What’s Really Driving Leadership Turnover in Education?

Image by Alachua County via Flickr

Image by Alachua County via Flickr

When DC Mayor Muriel Bowser recently announced she was nominating Oakland, CA Superintendent Antwan Wilson to succeed Kaya Henderson as DC Public Schools’ Chancellor (after an anxious public search), the San Francisco Chronicle responded with a scathing op-ed accusing Wilson of disloyalty and self-serving ambition. The Chronicle also took a few shots at San Francisco’s former superintendent Richard Carranza, now working in Houston, and generally railed against urban superintendents who “come in, do enough to raise hopes, then move on to a higher paying job.”

High turnover in educational leadership is alarming, but to paraphrase the advice columnist Dan Savage, if you have a long string of dramatic, failed relationships, the common denominator is you. I’m not just picking on the Bay Area — the average urban superintendent stays in his or her role just 3.2 years, and state education chiefs turn over at an even faster rate. These dismal numbers are likely not the sole product of individual ambition, but it remains unclear what actually drives this churn. When experienced, qualified school system leaders across the country leave their posts much earlier than expected, should we blame the individuals, or take a closer look at the jobs?

What is clear is that state and district executive leadership roles have become more challenging in recent years. Federal education policies put myriad new responsibilities and choices in the hands of state and district central offices to measure teacher and school performance, increase student achievement, and close achievement gaps for disadvantaged  groups of students. For example, a new publication on teacher evaluation by my colleagues Kaitlin Pennington and Sara Mead uncovers a minefield of choices facing state and district leaders — and that is just one policy area out of many. Leaders are figuring out these new responsibilities in an increasingly polarized and politicized educational environment.

Holding our school systems and their leaders accountable for providing an excellent education to every student is absolutely the right thing to do, but we also should recognize that educational bureaucracies were not designed to be agile performance managers orchestrating school turnarounds. They were mostly built to disburse various funding streams down to schools, and collect documentation that the conditions of that funding and other legislative mandates have been met. Those compliance responsibilities remain in place even as new performance goals are added, and on top of that, many agency budgets are being slashed by their state legislatures. Untangling the messes of red tape, budgetary crises, and misaligned priorities takes time and support that most superintendents are not afforded by their school boards or by their communities.

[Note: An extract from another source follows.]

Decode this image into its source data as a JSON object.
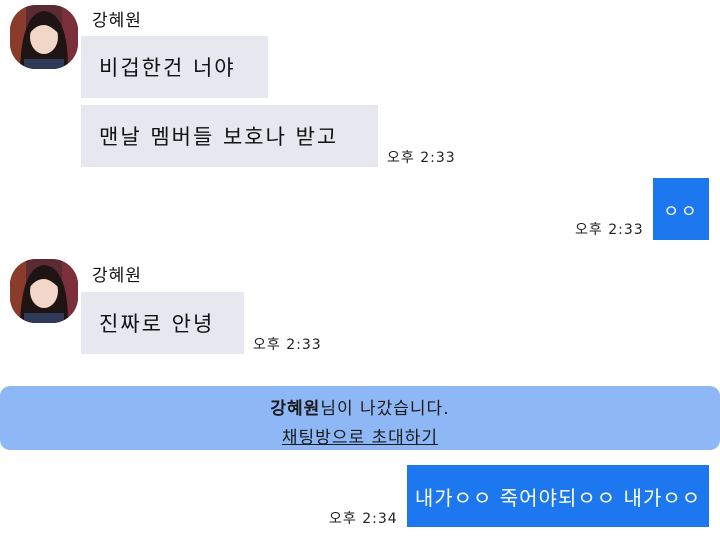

Even the best leaders can be hamstrung by the political, legal, and bureaucratic contexts in which they operate. Instead of looking for more selfless miracle workers to lead dysfunctional systems, envision a school system where great leaders (or maybe good-enough leaders!) could do their best work. How would it be organized? How would it be accountable to the community and work in the best interests of students? What are the conditions that enable that kind of school system to exist and succeed? I don’t have all the answers, but legislators, governors, mayors, and school boards will need to think bigger to disrupt the current cycle of leadership churn, and these big questions are one place to start.